Extracted data entries:
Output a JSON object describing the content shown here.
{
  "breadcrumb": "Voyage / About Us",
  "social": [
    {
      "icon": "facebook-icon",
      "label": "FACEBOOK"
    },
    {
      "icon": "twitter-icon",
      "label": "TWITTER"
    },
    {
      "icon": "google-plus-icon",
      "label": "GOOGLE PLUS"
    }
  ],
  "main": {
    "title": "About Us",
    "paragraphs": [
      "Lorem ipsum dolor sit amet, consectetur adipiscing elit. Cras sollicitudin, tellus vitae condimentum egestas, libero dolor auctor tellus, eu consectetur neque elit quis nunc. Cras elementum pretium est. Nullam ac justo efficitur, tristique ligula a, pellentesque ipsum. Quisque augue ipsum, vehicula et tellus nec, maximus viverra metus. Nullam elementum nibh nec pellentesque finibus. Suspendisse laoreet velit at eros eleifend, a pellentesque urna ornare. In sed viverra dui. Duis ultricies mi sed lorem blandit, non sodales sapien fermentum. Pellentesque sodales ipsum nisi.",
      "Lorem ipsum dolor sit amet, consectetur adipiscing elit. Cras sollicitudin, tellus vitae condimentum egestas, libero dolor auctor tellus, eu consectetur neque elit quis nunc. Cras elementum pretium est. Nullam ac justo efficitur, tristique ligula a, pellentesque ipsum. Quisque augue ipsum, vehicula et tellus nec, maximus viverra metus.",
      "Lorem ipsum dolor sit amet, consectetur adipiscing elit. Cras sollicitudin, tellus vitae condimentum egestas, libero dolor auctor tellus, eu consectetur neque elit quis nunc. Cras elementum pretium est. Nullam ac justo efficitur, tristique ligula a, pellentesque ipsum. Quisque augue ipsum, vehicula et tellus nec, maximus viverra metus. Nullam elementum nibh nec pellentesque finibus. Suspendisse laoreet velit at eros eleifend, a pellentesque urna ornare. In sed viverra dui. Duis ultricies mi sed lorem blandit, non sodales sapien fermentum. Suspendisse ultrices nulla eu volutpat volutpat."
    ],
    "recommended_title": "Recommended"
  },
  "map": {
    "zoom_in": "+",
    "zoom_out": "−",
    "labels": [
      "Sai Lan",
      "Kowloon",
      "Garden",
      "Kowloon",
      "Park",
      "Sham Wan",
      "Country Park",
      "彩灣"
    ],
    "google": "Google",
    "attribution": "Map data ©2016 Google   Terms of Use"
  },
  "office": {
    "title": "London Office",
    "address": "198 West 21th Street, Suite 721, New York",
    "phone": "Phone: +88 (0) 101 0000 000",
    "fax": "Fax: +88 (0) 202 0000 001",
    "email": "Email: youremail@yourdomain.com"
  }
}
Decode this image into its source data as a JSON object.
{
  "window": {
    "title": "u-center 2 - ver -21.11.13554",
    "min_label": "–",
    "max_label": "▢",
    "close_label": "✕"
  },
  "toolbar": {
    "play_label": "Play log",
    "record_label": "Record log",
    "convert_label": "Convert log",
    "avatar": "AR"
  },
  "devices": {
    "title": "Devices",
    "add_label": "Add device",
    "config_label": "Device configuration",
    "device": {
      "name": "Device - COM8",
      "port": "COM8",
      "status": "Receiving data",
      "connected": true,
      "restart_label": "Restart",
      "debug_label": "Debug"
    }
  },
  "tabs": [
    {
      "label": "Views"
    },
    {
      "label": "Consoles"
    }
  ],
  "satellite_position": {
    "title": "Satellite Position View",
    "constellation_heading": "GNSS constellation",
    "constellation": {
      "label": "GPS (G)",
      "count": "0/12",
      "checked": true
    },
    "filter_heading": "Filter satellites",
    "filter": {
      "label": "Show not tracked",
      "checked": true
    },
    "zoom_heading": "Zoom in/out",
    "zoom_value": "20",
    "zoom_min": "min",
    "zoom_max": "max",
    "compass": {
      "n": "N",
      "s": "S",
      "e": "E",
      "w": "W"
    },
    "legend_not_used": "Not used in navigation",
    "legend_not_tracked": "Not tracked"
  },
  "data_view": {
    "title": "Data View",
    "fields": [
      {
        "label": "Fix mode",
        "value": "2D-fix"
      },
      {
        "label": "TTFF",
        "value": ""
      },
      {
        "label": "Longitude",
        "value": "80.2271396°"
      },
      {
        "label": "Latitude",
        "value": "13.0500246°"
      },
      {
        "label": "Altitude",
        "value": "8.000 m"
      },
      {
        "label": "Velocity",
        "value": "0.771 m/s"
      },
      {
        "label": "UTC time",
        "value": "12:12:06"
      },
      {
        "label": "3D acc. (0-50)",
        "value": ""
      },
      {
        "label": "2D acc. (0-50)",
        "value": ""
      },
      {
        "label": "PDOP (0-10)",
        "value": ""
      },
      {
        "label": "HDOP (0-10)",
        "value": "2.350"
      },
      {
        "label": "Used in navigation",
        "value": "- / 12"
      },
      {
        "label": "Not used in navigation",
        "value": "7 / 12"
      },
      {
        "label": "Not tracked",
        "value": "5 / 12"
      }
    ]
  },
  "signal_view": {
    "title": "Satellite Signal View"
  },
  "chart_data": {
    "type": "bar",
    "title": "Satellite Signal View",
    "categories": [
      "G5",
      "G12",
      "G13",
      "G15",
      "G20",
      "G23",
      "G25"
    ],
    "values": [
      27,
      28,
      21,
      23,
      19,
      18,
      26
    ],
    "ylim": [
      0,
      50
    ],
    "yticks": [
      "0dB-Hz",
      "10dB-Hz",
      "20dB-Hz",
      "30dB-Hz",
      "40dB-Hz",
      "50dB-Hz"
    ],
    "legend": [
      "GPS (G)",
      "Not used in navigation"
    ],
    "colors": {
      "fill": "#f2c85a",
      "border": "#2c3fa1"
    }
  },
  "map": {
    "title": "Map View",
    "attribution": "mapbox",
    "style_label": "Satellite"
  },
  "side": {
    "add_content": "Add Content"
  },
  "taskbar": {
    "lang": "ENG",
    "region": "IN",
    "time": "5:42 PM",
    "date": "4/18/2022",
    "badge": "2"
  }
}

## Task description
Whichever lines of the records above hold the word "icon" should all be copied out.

## Response box
      "icon": "facebook-icon",
      "icon": "twitter-icon",
      "icon": "google-plus-icon",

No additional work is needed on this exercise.